2007 marked the 12th year of Futuresonic, a festival that began as a sound art/ music festival and has morphed into a media art/ mobile communications-themed event with concerts, exhibitions, talks, and screenings staged all over the city of Manchester, England.
This year’s festival focused on topics ranging from “Free Media” to “Urban Playgrounds” to “Network Infrastructures” and featured a wide array of speakers, artists, musicians, and thinkers from around the globe converging on this urban landscape.
Futuresonic featured a new addition to its exhibition this year, called “Art For Shopping Centres,” which included three newly-commissioned art pieces staged inside the city’s “Arndale Shopping Centre,” a large indoor mall in the center of Manchester’s bustling inner city. British artist Graham Harwood’s “NetMonster” is a net-scraper application that searches and compiles data on the Internet for historical information related to the 1996 IRA bombing that devastated the city centre near the Arndale, injuring over 200 people. Meanwhile, Dave Valentine of MediaShed (in which Harwood is also involved) created “Methods of Movement: The Duellists” a videography of two “le parkour acrobats” running through the empty Arndale at night, in a continual “duel” that was filmed entirely though the shopping arena’s CCTV camera system. This project marked the first use of MediaShed’s “GEARBOX Free-Media Toolkit”, an open source software application co-developed with Eyebeam’s Production Lab, that allows for video editing on free platforms.
New York-based artist Katherine Moriwaki’s piece, “Everything Really is Connected After All,” consisted of a flock of mobile devices that, when brought within radio range of each other, produced emergent audio narratives about the shopping and downtown areas of the city (as told by Manchester locals). The intent of the piece was to focus on the shopping mall as a “non-place” or location that is both unique but still identical in any location around the world.
In the panel discussions and artist talks, lively debates ensued about the state of mobility in public spaces and how, through technological interjections into these spaces, new forms of dialogue can occur. The conference was organized by Drew Hemment who invited avid blogger Anne Galloway, with speakers this year ranging from sociologists to engineers, social scientists, and corporate researchers, all examining urban space with a critical viewpoint on topics from wireless networks to urban gaming to mobile systems that propagate across economic and social boundaries. The conference itself examined how technology use has become a “social practice” from open hardware and software platforms to collaborative applications that allow multiple users to engage in the creative process at once. This “Socialization” of technology was evident through the various speakers that presented on how distributed systems can enable new forms of urban interventions and collaborative interventions into the city space as an organic creature.

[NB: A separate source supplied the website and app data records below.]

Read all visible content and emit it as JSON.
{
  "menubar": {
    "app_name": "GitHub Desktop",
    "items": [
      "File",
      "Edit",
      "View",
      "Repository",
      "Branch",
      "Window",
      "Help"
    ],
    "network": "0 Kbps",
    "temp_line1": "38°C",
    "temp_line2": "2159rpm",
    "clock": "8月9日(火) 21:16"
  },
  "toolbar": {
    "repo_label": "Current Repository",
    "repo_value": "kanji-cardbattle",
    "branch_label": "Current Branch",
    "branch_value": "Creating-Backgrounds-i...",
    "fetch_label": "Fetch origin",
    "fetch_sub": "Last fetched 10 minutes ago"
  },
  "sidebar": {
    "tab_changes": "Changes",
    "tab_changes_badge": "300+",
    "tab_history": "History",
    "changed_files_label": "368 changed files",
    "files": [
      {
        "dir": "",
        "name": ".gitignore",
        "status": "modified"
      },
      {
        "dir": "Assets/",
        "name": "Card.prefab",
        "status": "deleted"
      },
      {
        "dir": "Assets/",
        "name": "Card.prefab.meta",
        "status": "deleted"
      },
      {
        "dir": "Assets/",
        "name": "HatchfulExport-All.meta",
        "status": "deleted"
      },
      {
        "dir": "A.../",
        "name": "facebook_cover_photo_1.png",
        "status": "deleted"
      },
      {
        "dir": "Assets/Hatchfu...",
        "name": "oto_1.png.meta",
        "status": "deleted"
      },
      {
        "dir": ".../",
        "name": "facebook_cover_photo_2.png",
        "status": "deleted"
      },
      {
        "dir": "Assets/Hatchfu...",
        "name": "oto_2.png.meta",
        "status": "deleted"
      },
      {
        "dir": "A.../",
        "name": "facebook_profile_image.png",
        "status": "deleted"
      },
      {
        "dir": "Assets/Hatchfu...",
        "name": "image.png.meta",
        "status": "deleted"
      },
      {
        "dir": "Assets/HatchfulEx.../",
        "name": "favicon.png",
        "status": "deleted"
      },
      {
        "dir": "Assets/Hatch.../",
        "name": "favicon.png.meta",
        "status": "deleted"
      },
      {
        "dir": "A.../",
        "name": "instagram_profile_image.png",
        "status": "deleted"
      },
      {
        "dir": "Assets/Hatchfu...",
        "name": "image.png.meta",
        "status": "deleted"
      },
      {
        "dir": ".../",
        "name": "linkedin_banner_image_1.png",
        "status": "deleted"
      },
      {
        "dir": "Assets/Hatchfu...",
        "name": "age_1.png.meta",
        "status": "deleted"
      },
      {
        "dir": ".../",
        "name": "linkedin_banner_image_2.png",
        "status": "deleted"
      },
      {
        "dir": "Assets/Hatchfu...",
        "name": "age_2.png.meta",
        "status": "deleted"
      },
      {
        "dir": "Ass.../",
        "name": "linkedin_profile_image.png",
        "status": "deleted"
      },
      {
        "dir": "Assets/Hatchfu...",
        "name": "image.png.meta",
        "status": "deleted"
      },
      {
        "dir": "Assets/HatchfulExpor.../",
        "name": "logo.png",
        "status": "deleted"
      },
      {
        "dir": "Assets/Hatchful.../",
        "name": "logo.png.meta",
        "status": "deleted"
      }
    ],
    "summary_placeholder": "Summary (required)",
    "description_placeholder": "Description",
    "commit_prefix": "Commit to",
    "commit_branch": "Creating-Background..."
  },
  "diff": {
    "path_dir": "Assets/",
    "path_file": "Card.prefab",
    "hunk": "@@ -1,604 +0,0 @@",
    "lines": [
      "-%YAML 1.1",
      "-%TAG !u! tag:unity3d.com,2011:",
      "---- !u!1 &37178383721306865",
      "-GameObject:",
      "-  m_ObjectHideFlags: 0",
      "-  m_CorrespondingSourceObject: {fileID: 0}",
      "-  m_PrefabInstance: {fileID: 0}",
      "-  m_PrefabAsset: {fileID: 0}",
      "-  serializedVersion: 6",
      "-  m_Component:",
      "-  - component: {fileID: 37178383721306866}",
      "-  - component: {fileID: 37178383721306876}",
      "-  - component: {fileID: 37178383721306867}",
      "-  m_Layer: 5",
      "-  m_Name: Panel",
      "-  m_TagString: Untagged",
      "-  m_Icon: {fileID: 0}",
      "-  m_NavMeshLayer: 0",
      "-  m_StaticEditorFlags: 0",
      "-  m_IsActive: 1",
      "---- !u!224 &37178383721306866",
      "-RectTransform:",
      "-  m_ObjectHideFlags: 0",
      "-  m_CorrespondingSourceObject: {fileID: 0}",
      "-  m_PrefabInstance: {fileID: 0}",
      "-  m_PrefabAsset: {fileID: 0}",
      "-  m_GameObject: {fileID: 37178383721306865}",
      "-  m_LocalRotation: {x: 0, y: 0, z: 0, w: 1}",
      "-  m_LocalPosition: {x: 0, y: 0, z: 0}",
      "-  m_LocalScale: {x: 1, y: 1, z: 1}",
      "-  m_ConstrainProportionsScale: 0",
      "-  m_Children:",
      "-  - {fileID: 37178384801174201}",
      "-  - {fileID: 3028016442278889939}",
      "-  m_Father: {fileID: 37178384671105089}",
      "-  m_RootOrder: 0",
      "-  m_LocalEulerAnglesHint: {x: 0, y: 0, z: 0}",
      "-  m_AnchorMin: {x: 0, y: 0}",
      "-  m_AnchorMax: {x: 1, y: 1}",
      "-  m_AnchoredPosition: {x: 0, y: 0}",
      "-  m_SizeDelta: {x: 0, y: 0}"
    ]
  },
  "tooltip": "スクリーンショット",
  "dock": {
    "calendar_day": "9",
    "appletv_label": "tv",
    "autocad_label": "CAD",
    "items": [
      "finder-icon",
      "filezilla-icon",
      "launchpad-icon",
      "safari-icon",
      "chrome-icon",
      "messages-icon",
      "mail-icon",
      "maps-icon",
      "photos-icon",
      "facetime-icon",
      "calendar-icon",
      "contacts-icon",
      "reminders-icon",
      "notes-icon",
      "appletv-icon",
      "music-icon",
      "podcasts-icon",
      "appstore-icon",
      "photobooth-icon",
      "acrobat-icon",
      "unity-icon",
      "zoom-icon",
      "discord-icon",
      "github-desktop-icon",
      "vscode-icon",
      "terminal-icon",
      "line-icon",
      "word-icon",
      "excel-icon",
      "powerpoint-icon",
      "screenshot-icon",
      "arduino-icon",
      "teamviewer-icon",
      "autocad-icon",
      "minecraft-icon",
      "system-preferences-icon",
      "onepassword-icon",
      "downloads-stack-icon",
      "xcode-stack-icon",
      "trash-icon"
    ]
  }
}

This year’s festival also held Manchester’s first Dorkbot event. Local artist Steve Symons spoke about his MUIO ( http://www.muio.org ) interface, a real-time, multi-platform, and open source hardware system (similar to the popular Arduino but without the need for any programming) that allows for sensing the external world and inputting data into applications like PureData, Max/MSP, SuperCollider, and Processing through a standard USB interface.
Although FutureSonic is in its 12th year, the festival is still struggling with defining itself amongst the now multifarious amounts of events focused on how “media arts” meet mobile technologies and platforms. This year’s line up of impressive speakers and interesting commissions added some interesting discussions into the mix. Through the next few years, it will be interesting to see how the festival grows and adapts to the current changes in media arts and how successfully it retains its focus on mobile technologies in order to steer away from the larger, all encompassing events that include every form and category of media art practice.